The sisters, along with their dad, founded a nonprofit they hope will attract more young girls to careers in science, technology, engineering and math.

On Thursday, the Nixon sisters were pretty tired. They had just returned from Washington D.C. after getting fourth place in SourceAmerica's Design Challenge.

“The whole aim is to create some kind of invention, some kind of tool, to assist people with disabilities,” said 15-year-old Namitha Nixon.

“Honestly we didn’t even expect to finish when we first entered the competition. We kind of just did it on a whim. So it was just amazing that we even got to go to DC in the first place,” said Anna Nixon, who is 17 years old.

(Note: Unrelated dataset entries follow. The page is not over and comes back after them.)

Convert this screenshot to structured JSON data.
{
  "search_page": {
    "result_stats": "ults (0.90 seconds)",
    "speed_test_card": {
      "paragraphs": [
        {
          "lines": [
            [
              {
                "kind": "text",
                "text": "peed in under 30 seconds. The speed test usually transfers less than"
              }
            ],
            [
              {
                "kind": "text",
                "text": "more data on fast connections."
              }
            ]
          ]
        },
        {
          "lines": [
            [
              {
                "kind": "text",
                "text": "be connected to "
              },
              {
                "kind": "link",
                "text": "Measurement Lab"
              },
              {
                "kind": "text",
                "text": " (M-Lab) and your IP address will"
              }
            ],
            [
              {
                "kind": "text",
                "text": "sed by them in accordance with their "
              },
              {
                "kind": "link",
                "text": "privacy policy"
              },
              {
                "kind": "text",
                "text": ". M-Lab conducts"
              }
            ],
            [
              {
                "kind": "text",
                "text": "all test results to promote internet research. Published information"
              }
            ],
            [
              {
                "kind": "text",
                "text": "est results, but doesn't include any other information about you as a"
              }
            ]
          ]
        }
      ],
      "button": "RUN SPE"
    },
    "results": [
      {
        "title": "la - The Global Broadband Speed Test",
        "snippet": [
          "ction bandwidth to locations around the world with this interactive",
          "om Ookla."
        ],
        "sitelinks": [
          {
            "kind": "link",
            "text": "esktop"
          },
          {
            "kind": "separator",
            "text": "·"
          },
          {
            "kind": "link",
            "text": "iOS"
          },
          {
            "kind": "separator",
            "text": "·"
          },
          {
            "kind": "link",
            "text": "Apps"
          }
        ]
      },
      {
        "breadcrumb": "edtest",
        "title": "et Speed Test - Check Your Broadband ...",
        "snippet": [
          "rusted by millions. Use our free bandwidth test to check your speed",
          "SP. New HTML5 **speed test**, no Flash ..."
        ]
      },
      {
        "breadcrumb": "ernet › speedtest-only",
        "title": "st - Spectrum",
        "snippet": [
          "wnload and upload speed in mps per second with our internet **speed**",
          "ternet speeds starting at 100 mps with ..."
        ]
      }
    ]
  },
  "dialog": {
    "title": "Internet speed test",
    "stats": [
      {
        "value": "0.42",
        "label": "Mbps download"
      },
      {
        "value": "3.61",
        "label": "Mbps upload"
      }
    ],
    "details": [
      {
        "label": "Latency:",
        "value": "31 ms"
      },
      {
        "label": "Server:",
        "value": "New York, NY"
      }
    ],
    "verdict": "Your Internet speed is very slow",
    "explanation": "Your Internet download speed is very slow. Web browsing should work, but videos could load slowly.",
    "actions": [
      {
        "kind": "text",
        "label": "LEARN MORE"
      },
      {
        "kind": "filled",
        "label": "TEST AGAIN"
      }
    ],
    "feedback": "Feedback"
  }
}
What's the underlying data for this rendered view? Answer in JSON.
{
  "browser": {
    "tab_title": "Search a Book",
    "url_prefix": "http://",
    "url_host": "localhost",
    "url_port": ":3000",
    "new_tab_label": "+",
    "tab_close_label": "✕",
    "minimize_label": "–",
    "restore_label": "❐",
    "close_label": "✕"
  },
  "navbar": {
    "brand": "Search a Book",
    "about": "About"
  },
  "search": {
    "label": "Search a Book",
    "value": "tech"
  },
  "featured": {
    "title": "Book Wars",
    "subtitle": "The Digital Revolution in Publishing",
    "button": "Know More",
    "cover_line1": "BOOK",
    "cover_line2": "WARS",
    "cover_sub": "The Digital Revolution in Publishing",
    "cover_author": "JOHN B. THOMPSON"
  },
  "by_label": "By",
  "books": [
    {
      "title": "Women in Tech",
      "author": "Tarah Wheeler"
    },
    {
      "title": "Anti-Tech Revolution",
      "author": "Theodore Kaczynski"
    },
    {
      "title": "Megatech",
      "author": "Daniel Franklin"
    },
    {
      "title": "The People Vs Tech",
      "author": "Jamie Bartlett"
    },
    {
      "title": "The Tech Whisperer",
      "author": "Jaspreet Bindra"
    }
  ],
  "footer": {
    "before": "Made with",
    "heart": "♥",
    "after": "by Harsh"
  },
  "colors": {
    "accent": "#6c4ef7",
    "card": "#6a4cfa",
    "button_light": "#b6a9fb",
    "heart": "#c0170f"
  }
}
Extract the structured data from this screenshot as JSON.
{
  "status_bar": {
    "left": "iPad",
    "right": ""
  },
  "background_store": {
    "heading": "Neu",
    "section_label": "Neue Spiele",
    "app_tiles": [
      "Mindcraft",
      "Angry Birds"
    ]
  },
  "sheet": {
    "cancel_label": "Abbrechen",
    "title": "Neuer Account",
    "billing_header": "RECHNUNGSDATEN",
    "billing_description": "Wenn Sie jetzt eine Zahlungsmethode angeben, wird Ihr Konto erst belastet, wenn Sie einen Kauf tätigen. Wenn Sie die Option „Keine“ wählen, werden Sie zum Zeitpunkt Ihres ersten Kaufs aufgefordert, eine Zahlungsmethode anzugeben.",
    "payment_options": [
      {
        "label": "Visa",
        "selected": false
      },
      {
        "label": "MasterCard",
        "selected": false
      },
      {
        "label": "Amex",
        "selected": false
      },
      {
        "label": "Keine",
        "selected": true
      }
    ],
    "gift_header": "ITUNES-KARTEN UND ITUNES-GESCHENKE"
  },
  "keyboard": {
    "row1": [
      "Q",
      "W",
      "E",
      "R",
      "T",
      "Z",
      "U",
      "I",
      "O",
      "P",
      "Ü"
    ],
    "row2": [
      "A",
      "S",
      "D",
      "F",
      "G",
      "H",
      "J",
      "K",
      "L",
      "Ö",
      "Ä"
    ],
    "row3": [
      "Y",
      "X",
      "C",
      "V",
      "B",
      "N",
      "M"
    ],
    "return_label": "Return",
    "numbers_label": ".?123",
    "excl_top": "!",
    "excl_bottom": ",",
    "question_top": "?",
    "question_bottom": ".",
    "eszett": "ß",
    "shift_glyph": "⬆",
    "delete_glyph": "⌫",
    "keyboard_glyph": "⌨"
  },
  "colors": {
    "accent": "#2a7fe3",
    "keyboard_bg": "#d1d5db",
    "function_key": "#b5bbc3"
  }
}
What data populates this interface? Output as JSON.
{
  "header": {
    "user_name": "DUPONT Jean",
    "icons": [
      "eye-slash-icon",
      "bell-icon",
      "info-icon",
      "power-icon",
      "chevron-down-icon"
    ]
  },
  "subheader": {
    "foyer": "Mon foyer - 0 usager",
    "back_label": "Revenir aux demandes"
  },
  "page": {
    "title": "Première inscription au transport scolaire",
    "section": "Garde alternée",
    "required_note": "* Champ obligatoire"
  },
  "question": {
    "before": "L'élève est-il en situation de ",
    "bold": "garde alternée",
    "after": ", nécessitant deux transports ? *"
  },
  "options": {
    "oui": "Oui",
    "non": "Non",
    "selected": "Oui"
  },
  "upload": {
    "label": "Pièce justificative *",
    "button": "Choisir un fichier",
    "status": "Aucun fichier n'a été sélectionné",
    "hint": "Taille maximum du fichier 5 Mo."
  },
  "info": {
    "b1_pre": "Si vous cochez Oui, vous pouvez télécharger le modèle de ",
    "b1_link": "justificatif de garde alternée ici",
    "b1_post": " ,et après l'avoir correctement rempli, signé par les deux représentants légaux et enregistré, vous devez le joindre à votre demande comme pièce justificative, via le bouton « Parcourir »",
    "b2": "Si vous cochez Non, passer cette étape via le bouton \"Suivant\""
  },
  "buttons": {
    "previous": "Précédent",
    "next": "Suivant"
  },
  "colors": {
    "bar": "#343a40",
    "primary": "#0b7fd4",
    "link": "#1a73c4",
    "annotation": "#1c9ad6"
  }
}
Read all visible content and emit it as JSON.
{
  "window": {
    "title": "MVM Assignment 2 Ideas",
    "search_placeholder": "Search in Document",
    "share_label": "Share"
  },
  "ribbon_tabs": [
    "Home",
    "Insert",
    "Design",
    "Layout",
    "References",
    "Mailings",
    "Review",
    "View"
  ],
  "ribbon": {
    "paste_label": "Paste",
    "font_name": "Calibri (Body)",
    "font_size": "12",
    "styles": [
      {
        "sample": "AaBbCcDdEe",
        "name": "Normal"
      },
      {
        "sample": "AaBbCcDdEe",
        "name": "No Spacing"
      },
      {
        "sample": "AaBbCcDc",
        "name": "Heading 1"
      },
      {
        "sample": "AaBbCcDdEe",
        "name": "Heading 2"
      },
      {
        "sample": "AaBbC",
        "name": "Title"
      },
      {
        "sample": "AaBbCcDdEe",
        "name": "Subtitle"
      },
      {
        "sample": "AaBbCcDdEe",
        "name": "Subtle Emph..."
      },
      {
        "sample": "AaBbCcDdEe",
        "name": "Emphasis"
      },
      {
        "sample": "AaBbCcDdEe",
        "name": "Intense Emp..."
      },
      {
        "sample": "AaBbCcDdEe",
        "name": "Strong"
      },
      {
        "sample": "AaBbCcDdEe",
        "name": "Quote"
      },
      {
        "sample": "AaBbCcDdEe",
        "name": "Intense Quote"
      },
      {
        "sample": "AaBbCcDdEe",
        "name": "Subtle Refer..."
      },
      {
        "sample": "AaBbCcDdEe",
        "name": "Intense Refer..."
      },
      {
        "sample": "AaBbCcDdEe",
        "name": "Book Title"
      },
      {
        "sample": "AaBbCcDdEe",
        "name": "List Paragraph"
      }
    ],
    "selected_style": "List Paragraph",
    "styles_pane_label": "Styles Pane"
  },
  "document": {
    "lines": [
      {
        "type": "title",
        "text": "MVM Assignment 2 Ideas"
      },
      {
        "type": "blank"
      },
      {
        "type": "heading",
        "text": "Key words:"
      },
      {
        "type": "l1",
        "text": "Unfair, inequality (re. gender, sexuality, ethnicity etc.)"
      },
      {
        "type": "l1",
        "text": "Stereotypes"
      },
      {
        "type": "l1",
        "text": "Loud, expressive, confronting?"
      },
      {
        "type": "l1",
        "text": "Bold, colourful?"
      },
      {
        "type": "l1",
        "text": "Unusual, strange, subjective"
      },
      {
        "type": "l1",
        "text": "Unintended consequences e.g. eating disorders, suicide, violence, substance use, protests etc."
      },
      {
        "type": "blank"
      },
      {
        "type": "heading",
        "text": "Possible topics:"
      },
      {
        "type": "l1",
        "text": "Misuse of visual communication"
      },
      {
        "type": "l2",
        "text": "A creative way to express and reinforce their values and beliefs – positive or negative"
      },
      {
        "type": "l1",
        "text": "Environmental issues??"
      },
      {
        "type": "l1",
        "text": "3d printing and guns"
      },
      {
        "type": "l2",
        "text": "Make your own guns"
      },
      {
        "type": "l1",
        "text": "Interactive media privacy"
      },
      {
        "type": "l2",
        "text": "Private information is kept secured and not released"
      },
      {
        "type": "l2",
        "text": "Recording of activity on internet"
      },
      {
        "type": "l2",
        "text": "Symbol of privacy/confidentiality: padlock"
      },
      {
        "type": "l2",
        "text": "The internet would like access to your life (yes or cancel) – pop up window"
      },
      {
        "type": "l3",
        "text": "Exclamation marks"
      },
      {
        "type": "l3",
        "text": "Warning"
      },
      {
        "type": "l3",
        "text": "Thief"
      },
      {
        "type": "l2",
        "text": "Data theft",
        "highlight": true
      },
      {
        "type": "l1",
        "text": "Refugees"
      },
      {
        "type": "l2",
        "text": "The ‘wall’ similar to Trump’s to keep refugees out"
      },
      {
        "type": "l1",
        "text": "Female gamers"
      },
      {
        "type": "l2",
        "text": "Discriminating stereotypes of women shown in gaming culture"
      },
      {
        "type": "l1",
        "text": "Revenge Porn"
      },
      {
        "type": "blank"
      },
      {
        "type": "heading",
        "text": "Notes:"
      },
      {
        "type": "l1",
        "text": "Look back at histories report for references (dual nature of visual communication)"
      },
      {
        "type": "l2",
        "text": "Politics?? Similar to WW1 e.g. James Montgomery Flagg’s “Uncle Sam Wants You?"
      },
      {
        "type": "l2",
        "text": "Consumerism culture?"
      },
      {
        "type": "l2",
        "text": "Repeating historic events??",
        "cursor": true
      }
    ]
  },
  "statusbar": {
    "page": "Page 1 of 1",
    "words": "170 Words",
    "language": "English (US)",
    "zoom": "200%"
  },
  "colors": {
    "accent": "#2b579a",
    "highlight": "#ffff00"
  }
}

SourceAmerica is a nonprofit that helps create employment opportunities for people with disabilities. More than 120 college and high school teams entered the competition.

First, the young ladies teamed up with a local nonprofit, the Edwards Center.

“They basically provide job opportunities, work training, housing for people with disabilities,” said Namitha.

They toured the facility, found a workflow problem, and figured out a way to fix it. In this case, they saw the process of bundling boxes required two people: one employee and one staff member. That left workers often waiting for help.

“We wanted to solve that. We made a little packaging machine which is really simple to use. You just stick five boxes in a rotating container and it just spins it up and wraps the boxes together and then you just cut it and take it off. So now they can do it all by themselves,” said Anna.

The sisters, along with their dad, also founded the nonprofit STEM4Girls.

“Over the past three years we’ve been able to reach over 500 students so it’s been pretty amazing. It’s grown really, really fast,” said Anna.

They hope to attract more young girls to careers in science, technology, engineering, and math. They’re all fields where men typically outnumber women.

“I think it's really important to break down those barriers especially at a young age,” Anna said.

Nandhana Nixon, 15, said STEM4Girls is all about empowering girls.

“A lot of the time they just don’t have the opportunity to learn more about it or participate in programs about it because they’re not surrounded by other women who they can work with,” she said.

As for the competition, the girls said it wasn’t about winning.

“What really struck us about it is it was actually using the skills we have to give back to someone who really needs help,” said Nandhana.

"It doesn't really take that much to be able to make a huge difference,” said Anna.

The Nixon sisters say they’re planning to enter the competition again next year.

A team from Catlin Gabel got third place in the competition. They designed an app to help people with disabilities in the workplace keep track of their tasks.